While Melbourne-based councils engage more proactively in training and awareness activities than councils in Sydney and Brisbane, our findings suggest that councils could employ more effort across the board. Training activities include raising awareness of the importance of inclusive practices and language. Some training might target staff that work with LGBTQIA+ people. Some councils also provide staff and the community with information on inclusive language and explanations of LGBTQIA+ terminology.
Generally, we found that very few councils have strategies or design guidelines that specifically address the issues and needs of LGBTQIA+ people when using public spaces or facilities. While inclusive and accessible strategic planning is provided in a more generic capacity across social groups, little consideration is given to the specific needs of LGBTQIA+ people.
From this research, we developed a recommendations framework for creating more inclusive local areas and public spaces (see Figure 3). These recommendations will be tested and refined in a new project working with the Greater Cities Commission on LGBTQIA+ inclusive planning in local government in the Six Cities Region of NSW, which is a government-designated interconnected urban region that includes Newcastle, the Central Coast, Wollongong and the three regions within Sydney – Australia’s largest urban mega-region.

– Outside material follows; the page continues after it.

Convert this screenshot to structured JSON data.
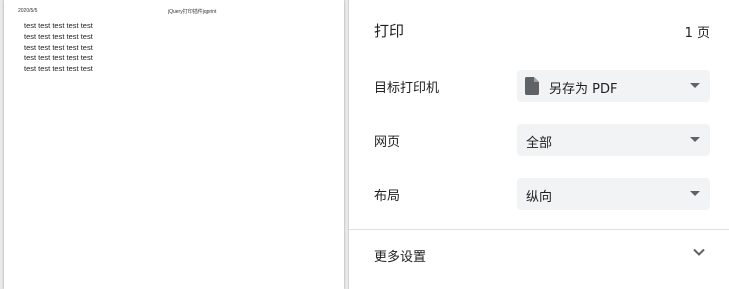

Figure 3. Recommendations framework (click figure to enlarge)
Through engaged research, the next stage of this program of work will develop practical frameworks for consultation, usualisation and implementation of queering approaches to the design of public spaces, especially by local governments. Ultimately, this will help us better understand how queerness can be usualised in public spaces for increased health and wellbeing.
We would like to acknowledge the project team and funders. Investigator team: AGM, JP, EDL, AV, RC, Jacqueline Jones, and Carly Choi. AGM received funding for the research from the Healthy Populations and Environments Platform (formerly the Healthy Urban Environments Collaboratory), within Maridulu Budyari Gumal: Sydney Partnership for Health, Education, Research and Enterprise (SPHERE).
This paper is part of a special issue of the journal focusing on urban planning and development for health, which has been produced in partnership with the Healthy Populations and Environments Platform, SPHERE. JP and EDL were guest editors for the special issue. JP and EDL were not involved in the review of or decisions on this manuscript.
Externally peer reviewed, invited.
© 2023 Gorman-Murray et al. This work is licensed under a Creative Commons Attribution-NonCommercial-ShareAlike 4.0 International Licence, which allows others to redistribute, adapt and share this work non-commercially provided they attribute the work and any adapted version of it is distributed under the same Creative Commons licence terms.